To date, no causative treatments are available for common neurodegenerative diseases like Parkinson’s disease (PD). Previously failed trials did not account for the clinical and pathophysiological heterogeneity of PD. Genetics of PD provided first insight into the complexity of this most common neurodegenerative movement disorder and delineated relevant subgroups of patients, who share an underlying molecular pathology. Novel patient-based models from monogenic forms of PD allowed to dissect mechanisms of neurodegeneration and define a first entry point to screen for disease-modifying compounds for more targeted therapies. Using neurons derived from induced pluripotent stem cells we implemented a comprehensive high-troughput/high-content screening (HTS/HCS) platform for discovering neuroprotective compounds in monogenic forms of PD. Here we provide first promising results to identify mechanism-based interventions in subgroups of PD patients using advanced cellular models.

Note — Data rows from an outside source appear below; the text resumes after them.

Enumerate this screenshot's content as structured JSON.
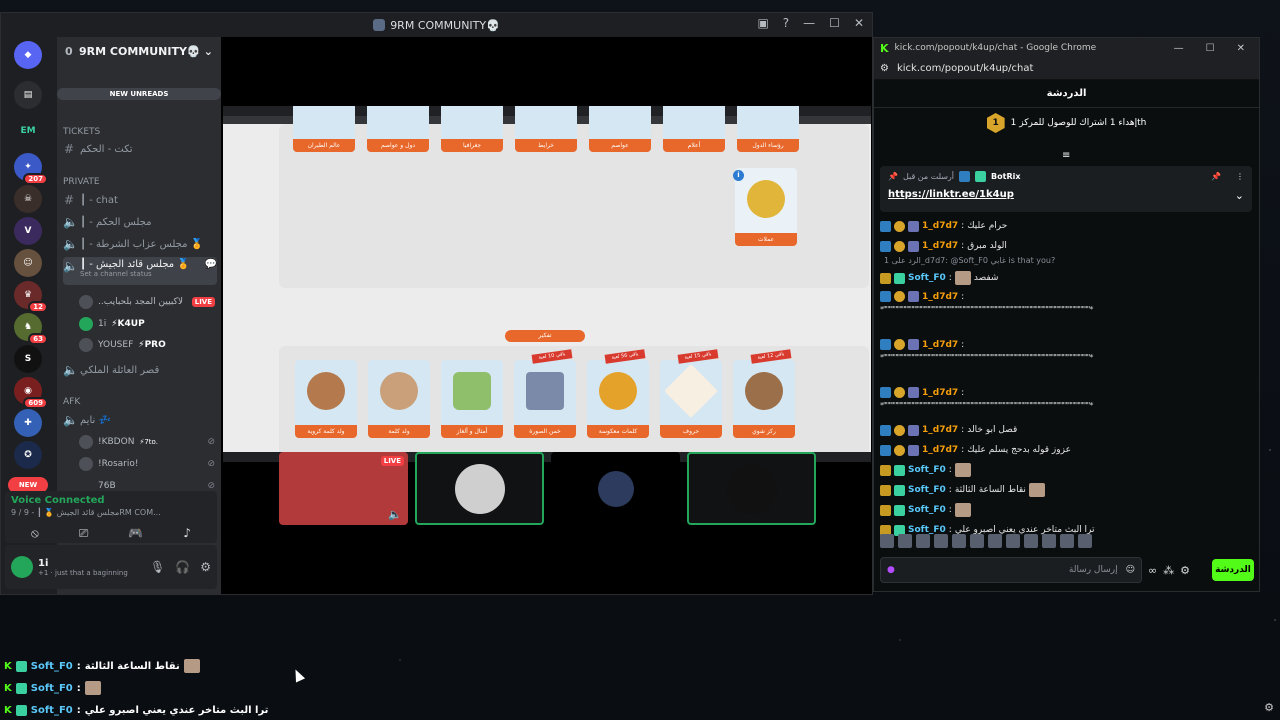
{
  "discord": {
    "title": "9RM COMMUNITY💀",
    "server_badges": [
      "207",
      "12",
      "63",
      "609"
    ],
    "new_label": "NEW",
    "guild_name": "9RM COMMUNITY💀",
    "guild_count": "0",
    "new_unreads": "NEW UNREADS",
    "categories": {
      "tickets": "TICKETS",
      "private": "Private",
      "afk": "AFK"
    },
    "channels": {
      "tickets_1": "تكت - الحكم",
      "chat": "┃ - chat",
      "judge": "┃ - مجلس الحكم",
      "police": "┃ - مجلس عزاب الشرطة 🏅",
      "army": "┃ - مجلس قائد الجيش 🏅",
      "set_status": "Set a channel status",
      "royal": "قصر العائلة الملكي",
      "afk_ch": "نايم 💤"
    },
    "voice_users": [
      {
        "name": "..لاكبيين المجد بلحبايب",
        "tag": "LIVE"
      },
      {
        "name": "1i",
        "tag": "⚡K4UP"
      },
      {
        "name": "YOUSEF",
        "tag": "⚡PRO"
      }
    ],
    "afk_users": [
      {
        "name": "!KBDON",
        "tag": "⚡7to."
      },
      {
        "name": "!Rosario!",
        "tag": ""
      },
      {
        "name": "76B",
        "tag": ""
      }
    ],
    "voice_connected": "Voice Connected",
    "voice_channel": "9 / مجلس قائد الجيش 🏅 ┃ - 9RM COM...",
    "user_name": "1i",
    "user_status": "+1 · just that a baginning",
    "stage_tiles": {
      "live_label": "LIVE"
    }
  },
  "screen_share": {
    "top_labels": [
      "عالم الطيران",
      "دول و عواصم",
      "جغرافيا",
      "خرايط",
      "عواصم",
      "أعلام",
      "رؤساء الدول"
    ],
    "coins_label": "عملات",
    "section_label": "تفكير",
    "bottom_labels": [
      "ولد كلمة كروية",
      "ولد كلمة",
      "أمثال و ألغاز",
      "خمن الصورة",
      "كلمات معكوسة",
      "حروف",
      "ركز شوي"
    ],
    "ribbons": [
      "باقي 12 لعبة",
      "باقي 15 لعبة",
      "باقي 56 لعبة",
      "باقي 10 لعبة"
    ]
  },
  "chrome": {
    "window_title": "kick.com/popout/k4up/chat - Google Chrome",
    "url": "kick.com/popout/k4up/chat",
    "chat_title": "الدردشة",
    "sub_goal": "إهداء 1 اشتراك للوصول للمركز 1th",
    "sub_goal_badge": "1",
    "pinned_by": "أرسلت من قبل",
    "pinned_user": "BotRix",
    "pinned_link": "https://linktr.ee/1k4up",
    "messages": [
      {
        "user": "1_d7d7",
        "color": "o",
        "text": "حرام عليك"
      },
      {
        "user": "1_d7d7",
        "color": "o",
        "text": "الولد مبرق"
      },
      {
        "reply": "الرد على 1_d7d7: @Soft_F0 غابي is that you?"
      },
      {
        "user": "Soft_F0",
        "color": "g",
        "text": "شفصد",
        "emote": true
      },
      {
        "user": "1_d7d7",
        "color": "o",
        "text": "",
        "dashes": "*\"\"\"\"\"\"\"\"\"\"\"\"\"\"\"\"\"\"\"\"\"\"\"\"\"\"\"\"\"\"\"\"\"\"\"\"\"\"\"\"\"\"\"\"\"\"\"\"\"\"\"\"\"\"\"\"\"\"\"\"\"\"\"\"\"\"\"\"\"\"\"\"\"\"\"\"\"*"
      },
      {
        "user": "1_d7d7",
        "color": "o",
        "text": "",
        "dashes": "*\"\"\"\"\"\"\"\"\"\"\"\"\"\"\"\"\"\"\"\"\"\"\"\"\"\"\"\"\"\"\"\"\"\"\"\"\"\"\"\"\"\"\"\"\"\"\"\"\"\"\"\"\"\"\"\"\"\"\"\"\"\"\"\"\"\"\"\"\"\"\"\"\"\"\"\"\"*"
      },
      {
        "user": "1_d7d7",
        "color": "o",
        "text": "",
        "dashes": "*\"\"\"\"\"\"\"\"\"\"\"\"\"\"\"\"\"\"\"\"\"\"\"\"\"\"\"\"\"\"\"\"\"\"\"\"\"\"\"\"\"\"\"\"\"\"\"\"\"\"\"\"\"\"\"\"\"\"\"\"\"\"\"\"\"\"\"\"\"\"\"\"\"\"\"\"\"*"
      },
      {
        "user": "1_d7d7",
        "color": "o",
        "text": "قصل ابو خالد"
      },
      {
        "user": "1_d7d7",
        "color": "o",
        "text": "عزوز قوله بدحج يسلم عليك"
      },
      {
        "user": "Soft_F0",
        "color": "g",
        "text": "",
        "emote": true
      },
      {
        "user": "Soft_F0",
        "color": "g",
        "text": "نقاط الساعة الثالثة",
        "emote": true
      },
      {
        "user": "Soft_F0",
        "color": "g",
        "text": "",
        "emote": true
      },
      {
        "user": "Soft_F0",
        "color": "g",
        "text": "ترا البث متاخر عندي يعني اصبرو علي"
      }
    ],
    "input_placeholder": "إرسال رسالة",
    "send_label": "الدردشة"
  },
  "overlay": [
    {
      "user": "Soft_F0",
      "text": "نقاط الساعة الثالثة"
    },
    {
      "user": "Soft_F0",
      "text": ""
    },
    {
      "user": "Soft_F0",
      "text": "ترا البث متاخر عندي يعني اصبرو علي"
    }
  ]
}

During the last years, there has been a rapid evolution in novel technologies, e.g. next generation sequencing technologies or device-assisted registrations of PD symptoms. This is linked with a dramatic increase in high quality data characterizing PD at different levels and enables novel strategies for patient stratification and identification of markers for therapeutic outcome, that can be translated into precision medicine approaches and clinical decision support. Here we provide evidence for genetic predictors of therapeutic outcome in PD. These implementation of novel technologies allow for a more direct participation of patients in ongoing research and strengthen patient’s autonomy and responsibility for future research.

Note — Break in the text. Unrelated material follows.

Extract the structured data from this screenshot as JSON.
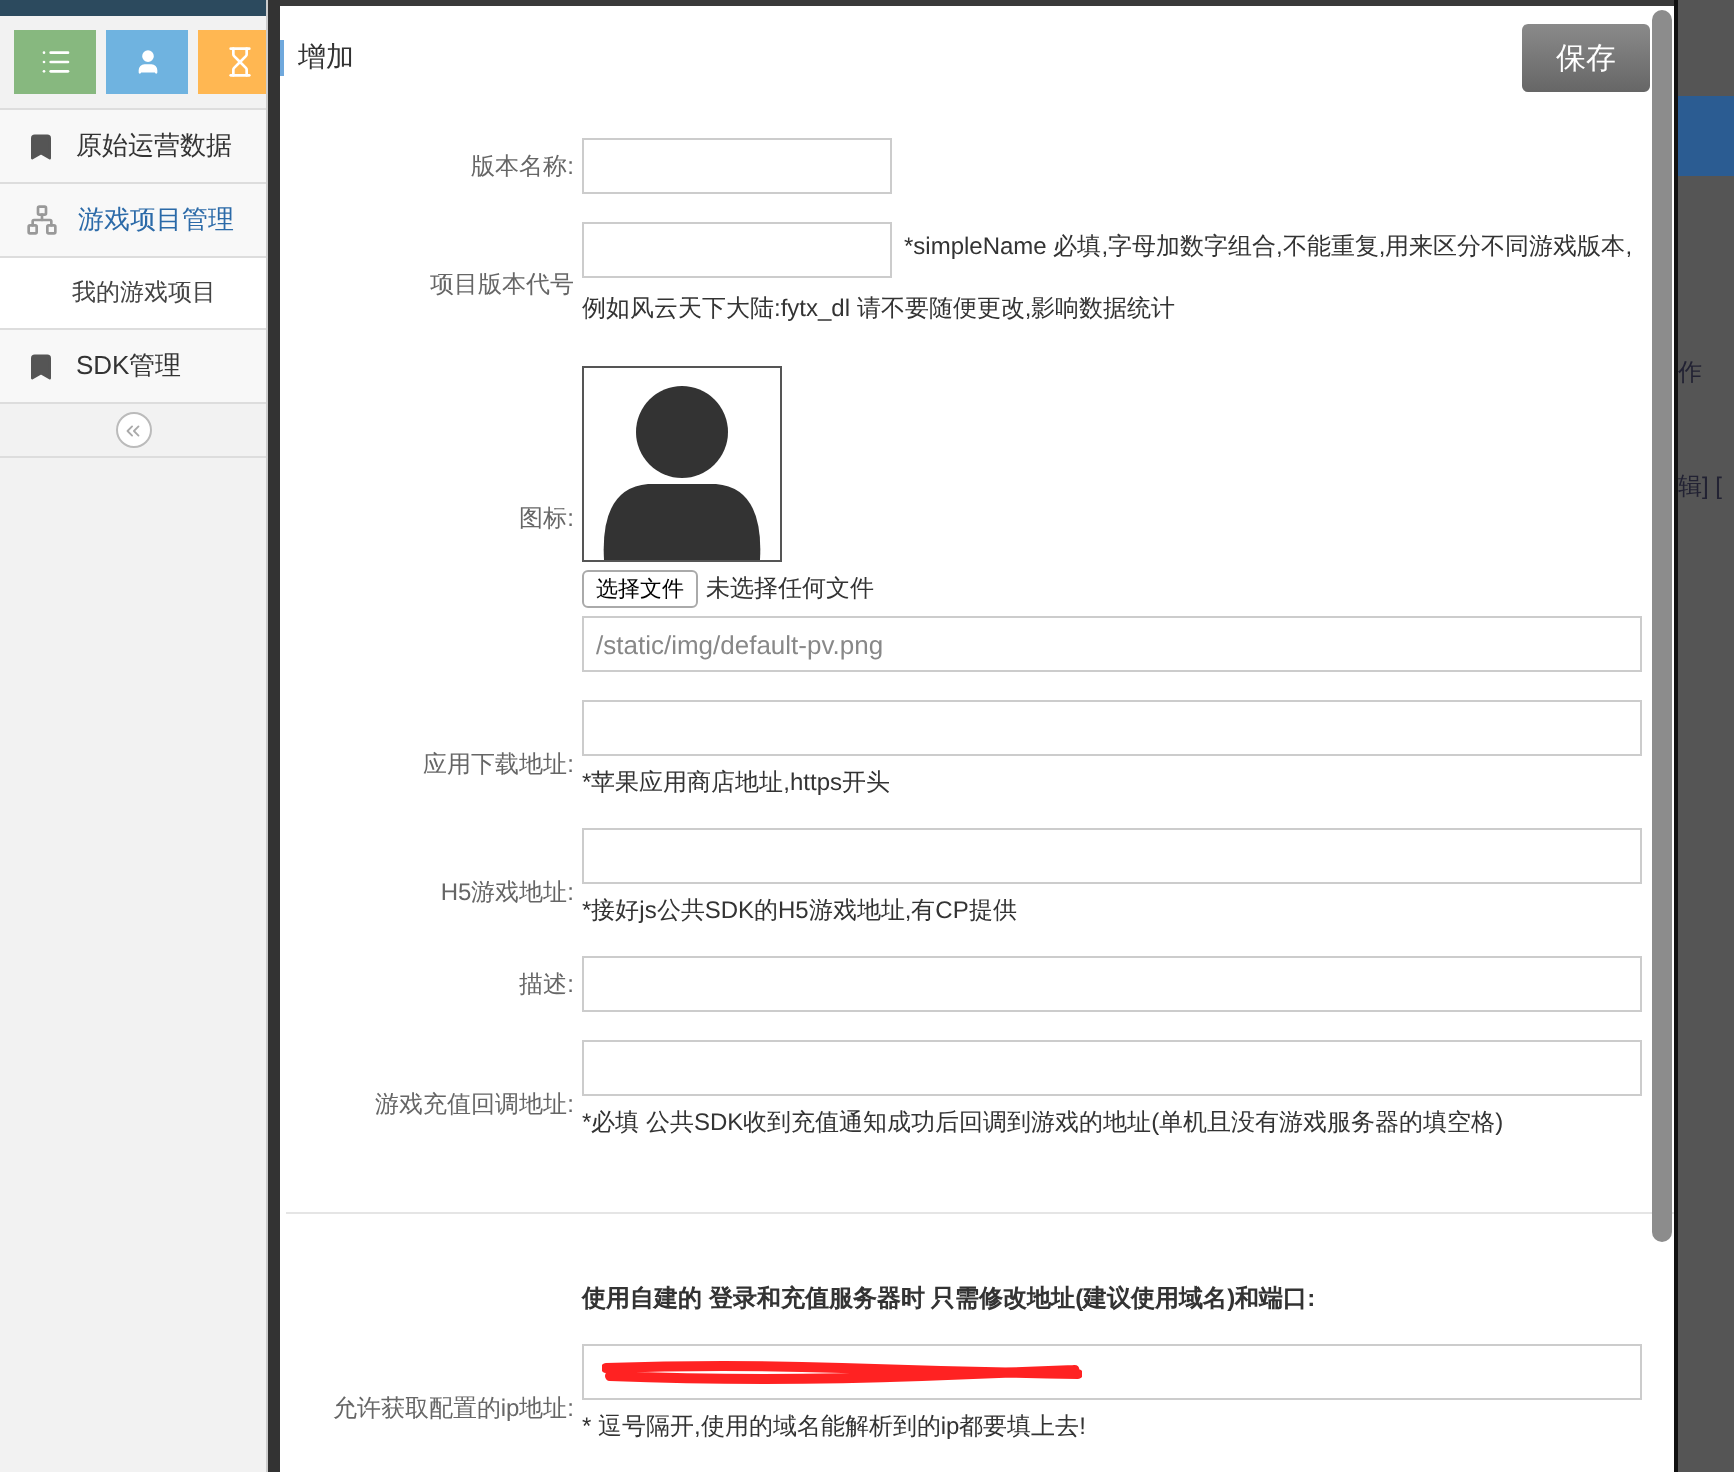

genetic stratification, induced pluripotent stem cells, deep phenotyping, device-based assessments, stratified treatment, clinical decision support